Gastric sleeve has become the most common bariatric procedure. Also referred to as a sleeve gastrectomy, this surgical procedure induces weight loss by restricting food intake. Usually, this procedure is performed laparoscopically, a minimally invasive procedure using small instruments to make the incision. Your surgeon removes approximately 75 percent of your stomach. This results in the stomach taking on the shape of a tube or sleeve, which holds much less food than your pre-surgery football-sized stomach.
Sleeve gastrectomy induces rapid and effective weight loss comparable to gastric bypass surgery.
How It Works

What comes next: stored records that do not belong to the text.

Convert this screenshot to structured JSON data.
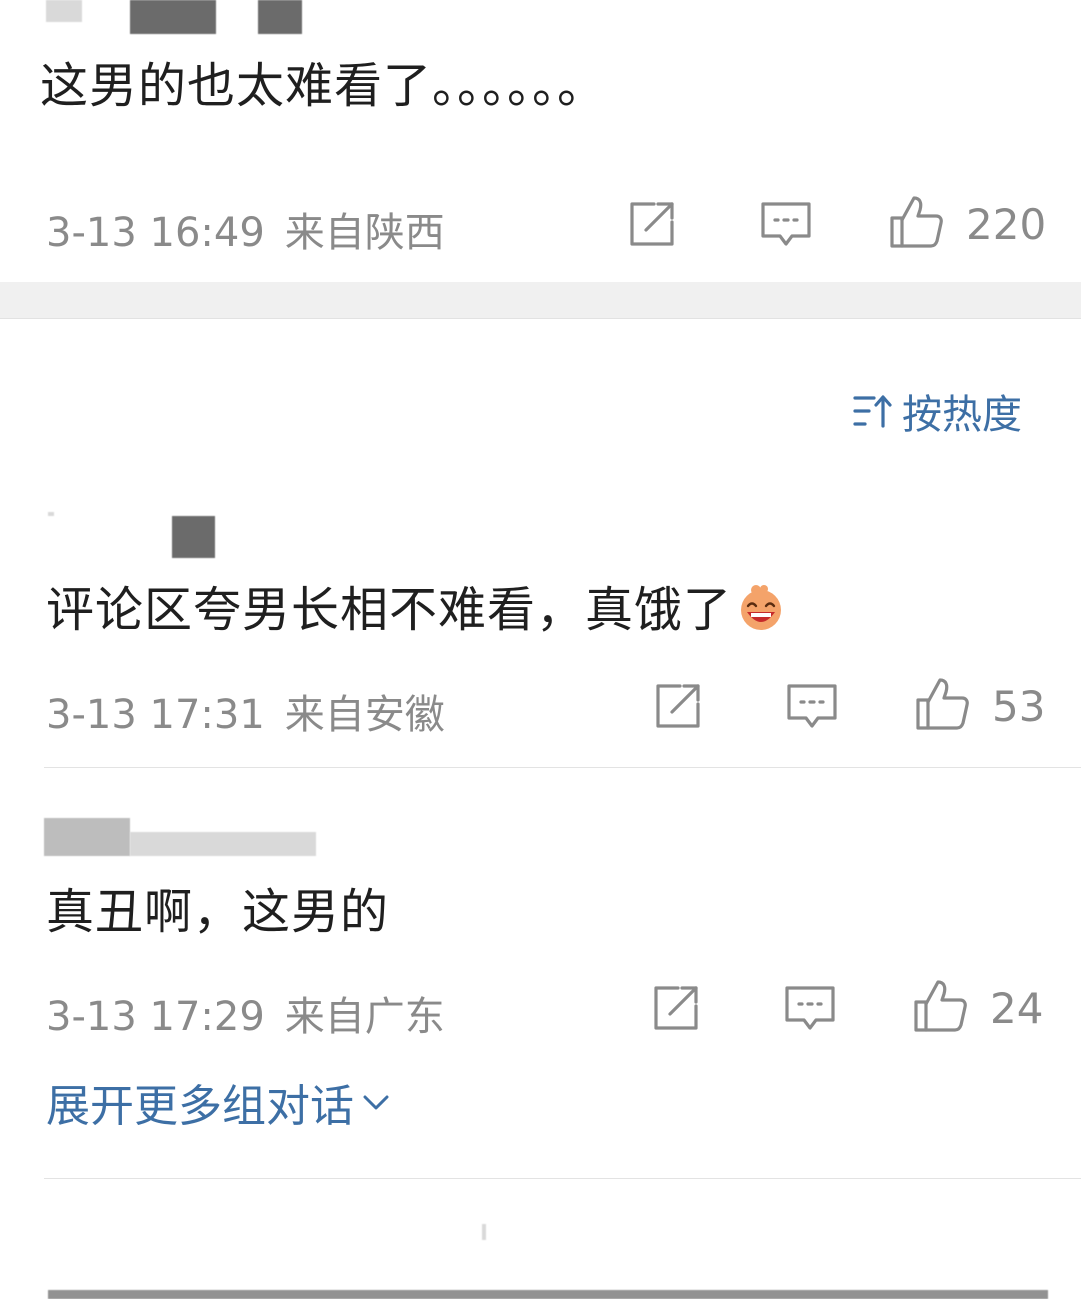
{
  "comments": [
    {
      "text": "这男的也太难看了。。。。。。",
      "date": "3-13 16:49",
      "location": "来自陕西",
      "likes": "220"
    },
    {
      "text": "评论区夸男长相不难看，真饿了",
      "date": "3-13 17:31",
      "location": "来自安徽",
      "likes": "53",
      "emoji": "laughing-face"
    },
    {
      "text": "真丑啊，这男的",
      "date": "3-13 17:29",
      "location": "来自广东",
      "likes": "24"
    }
  ],
  "sort": {
    "label": "按热度",
    "icon": "sort-icon"
  },
  "expand": {
    "label": "展开更多组对话",
    "icon": "chevron-down-icon"
  },
  "colors": {
    "link": "#3d6fa5",
    "meta": "#8a8a8a",
    "text": "#1f1f1f",
    "band": "#f0f0f0"
  }
}
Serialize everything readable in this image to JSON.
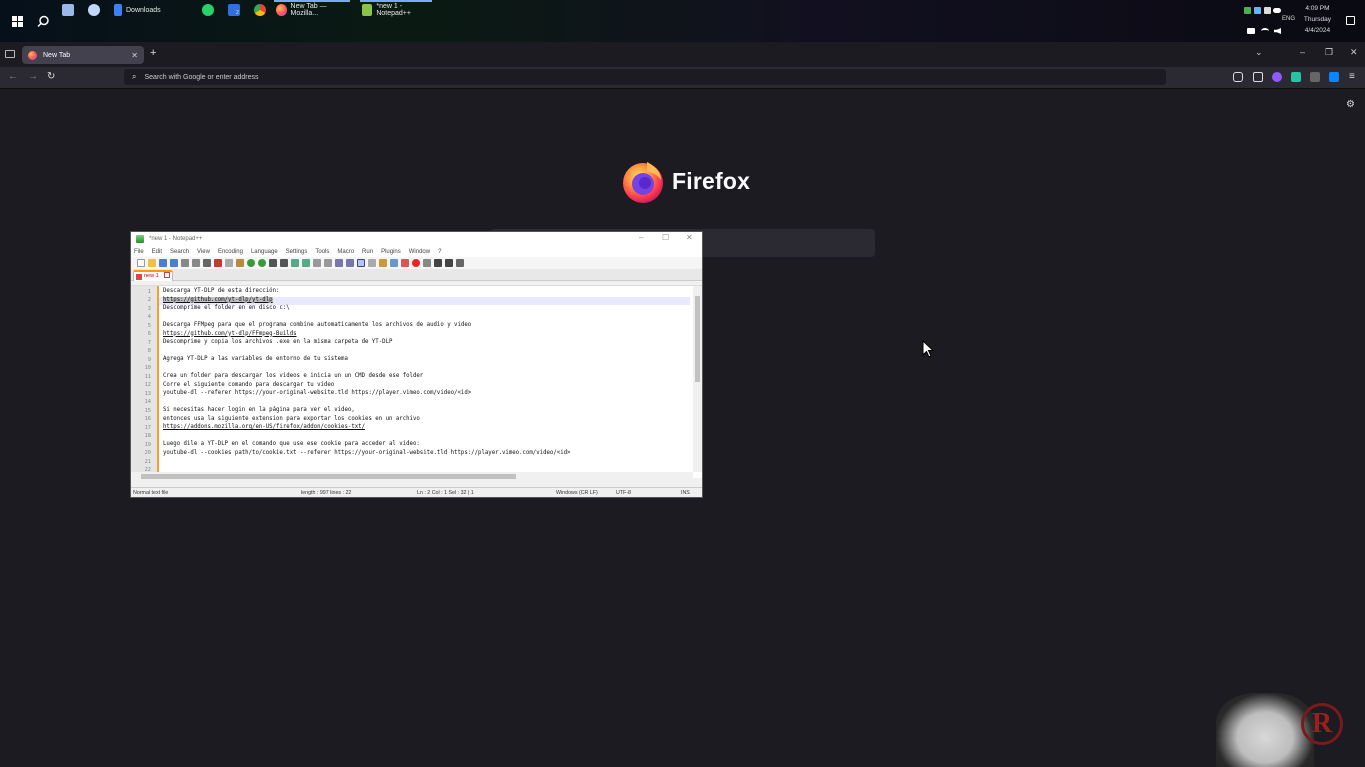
{
  "taskbar": {
    "apps": [
      {
        "label": "Downloads",
        "active": false
      },
      {
        "label": "New Tab — Mozilla...",
        "active": true
      },
      {
        "label": "*new 1 - Notepad++",
        "active": true
      }
    ],
    "badge_count": "2",
    "lang": "ENG",
    "time": "4:09 PM",
    "day": "Thursday",
    "date": "4/4/2024"
  },
  "browser": {
    "tab_title": "New Tab",
    "url_placeholder": "Search with Google or enter address",
    "brand": "Firefox"
  },
  "notepad": {
    "title": "*new 1 - Notepad++",
    "menu": [
      "File",
      "Edit",
      "Search",
      "View",
      "Encoding",
      "Language",
      "Settings",
      "Tools",
      "Macro",
      "Run",
      "Plugins",
      "Window",
      "?"
    ],
    "tab_label": "new 1",
    "lines": [
      {
        "n": "1",
        "text": "Descarga YT-DLP de esta dirección:",
        "link": false,
        "selected": false
      },
      {
        "n": "2",
        "text": "https://github.com/yt-dlp/yt-dlp",
        "link": true,
        "selected": true
      },
      {
        "n": "3",
        "text": "Descomprime el folder en en disco c:\\",
        "link": false,
        "selected": false
      },
      {
        "n": "4",
        "text": "",
        "link": false,
        "selected": false
      },
      {
        "n": "5",
        "text": "Descarga FFMpeg para que el programa combine automaticamente los archivos de audio y video",
        "link": false,
        "selected": false
      },
      {
        "n": "6",
        "text": "https://github.com/yt-dlp/FFmpeg-Builds",
        "link": true,
        "selected": false
      },
      {
        "n": "7",
        "text": "Descomprime y copia los archivos .exe en la misma carpeta de YT-DLP",
        "link": false,
        "selected": false
      },
      {
        "n": "8",
        "text": "",
        "link": false,
        "selected": false
      },
      {
        "n": "9",
        "text": "Agrega YT-DLP a las variables de entorno de tu sistema",
        "link": false,
        "selected": false
      },
      {
        "n": "10",
        "text": "",
        "link": false,
        "selected": false
      },
      {
        "n": "11",
        "text": "Crea un folder para descargar los videos e inicia un un CMD desde ese folder",
        "link": false,
        "selected": false
      },
      {
        "n": "12",
        "text": "Corre el siguiente comando para descargar tu video",
        "link": false,
        "selected": false
      },
      {
        "n": "13",
        "text": "youtube-dl --referer https://your-original-website.tld https://player.vimeo.com/video/<id>",
        "link": false,
        "selected": false
      },
      {
        "n": "14",
        "text": "",
        "link": false,
        "selected": false
      },
      {
        "n": "15",
        "text": "Si necesitas hacer login en la página para ver el video,",
        "link": false,
        "selected": false
      },
      {
        "n": "16",
        "text": "entonces usa la siguiente extension para exportar los cookies en un archivo",
        "link": false,
        "selected": false
      },
      {
        "n": "17",
        "text": "https://addons.mozilla.org/en-US/firefox/addon/cookies-txt/",
        "link": true,
        "selected": false
      },
      {
        "n": "18",
        "text": "",
        "link": false,
        "selected": false
      },
      {
        "n": "19",
        "text": "Luego dile a YT-DLP en el comando que use ese cookie para acceder al video:",
        "link": false,
        "selected": false
      },
      {
        "n": "20",
        "text": "youtube-dl --cookies path/to/cookie.txt --referer https://your-original-website.tld https://player.vimeo.com/video/<id>",
        "link": false,
        "selected": false
      },
      {
        "n": "21",
        "text": "",
        "link": false,
        "selected": false
      },
      {
        "n": "22",
        "text": "",
        "link": false,
        "selected": false
      }
    ],
    "status": {
      "type": "Normal text file",
      "length": "length : 997    lines : 22",
      "position": "Ln : 2    Col : 1    Sel : 32 | 1",
      "eol": "Windows (CR LF)",
      "encoding": "UTF-8",
      "mode": "INS"
    }
  },
  "colors": {
    "page_bg": "#1c1b22",
    "toolbar_bg": "#2b2a33",
    "gutter_accent": "#f0a030"
  }
}
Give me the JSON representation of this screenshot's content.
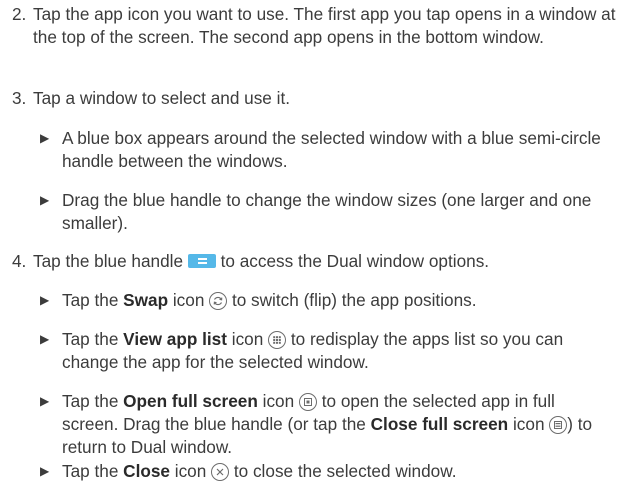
{
  "steps": [
    {
      "num": "2.",
      "text": "Tap the app icon you want to use. The first app you tap opens in a window at the top of the screen. The second app opens in the bottom window."
    },
    {
      "num": "3.",
      "text": "Tap a window to select and use it.",
      "bullets": [
        "A blue box appears around the selected window with a blue semi-circle handle between the windows.",
        "Drag the blue handle to change the window sizes (one larger and one smaller)."
      ]
    },
    {
      "num": "4.",
      "text_before": "Tap the blue handle",
      "text_after": "to access the Dual window options.",
      "bullets": [
        {
          "pre": "Tap the",
          "bold": "Swap",
          "post": "icon",
          "tail": "to switch (flip) the app positions."
        },
        {
          "pre": "Tap the",
          "bold": "View app list",
          "post": "icon",
          "tail": "to redisplay the apps list so you can change the app for the selected window."
        },
        {
          "pre": "Tap the",
          "bold": "Open full screen",
          "post": "icon",
          "tail": "to open the selected app in full screen. Drag the blue handle (or tap the",
          "bold2": "Close full screen",
          "post2": "icon",
          "tail2": ") to return to Dual window."
        },
        {
          "pre": "Tap the",
          "bold": "Close",
          "post": "icon",
          "tail": "to close the selected window."
        }
      ]
    }
  ],
  "bullet_glyph": "▶",
  "icons": [
    "blue-handle-icon",
    "swap-icon",
    "app-list-icon",
    "full-screen-icon",
    "close-full-screen-icon",
    "close-icon"
  ],
  "colors": {
    "text": "#3c3c3c",
    "handle": "#55b8e8",
    "icon_stroke": "#6c6c6c"
  }
}
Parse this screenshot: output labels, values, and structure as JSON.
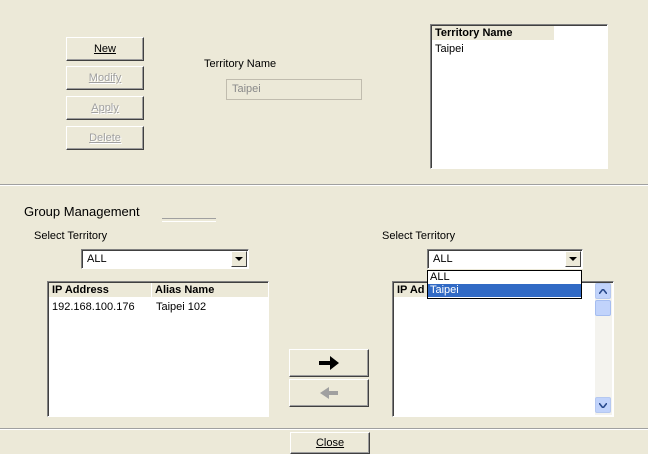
{
  "buttons": {
    "new": "New",
    "modify": "Modify",
    "apply": "Apply",
    "delete": "Delete",
    "close": "Close"
  },
  "territory_form": {
    "label": "Territory Name",
    "value": "Taipei"
  },
  "territory_list": {
    "header": "Territory Name",
    "items": [
      "Taipei"
    ]
  },
  "group_management": {
    "title": "Group Management",
    "left": {
      "select_label": "Select Territory",
      "select_value": "ALL",
      "columns": [
        "IP Address",
        "Alias Name"
      ],
      "rows": [
        {
          "ip": "192.168.100.176",
          "alias": "Taipei 102"
        }
      ]
    },
    "right": {
      "select_label": "Select Territory",
      "select_value": "ALL",
      "dropdown_options": [
        "ALL",
        "Taipei"
      ],
      "dropdown_selected": "Taipei",
      "column_visible": "IP Ad"
    }
  },
  "icons": {
    "move_right": "arrow-right-icon",
    "move_left": "arrow-left-icon",
    "combo_arrow": "chevron-down-icon"
  }
}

Using a surgical stapler, your surgeon removes the whole left side of your stomach, leaving a long, narrow stomach the shape of a shirt sleeve. Removing most of your stomach also decreases the production of a hormone called ghrelin, the hunger hormone, which sends hunger signals to the brain. The result of these combined changes will make you feel much less hungry.
Another positive result of this procedure is that your blood sugar metabolism improves Type 2 diabetes, and lowers your need for diabetes medications.
Many patients lose between 25 and 30 percent of total body weight within 1 to 2 years after sleeve gastrectomy.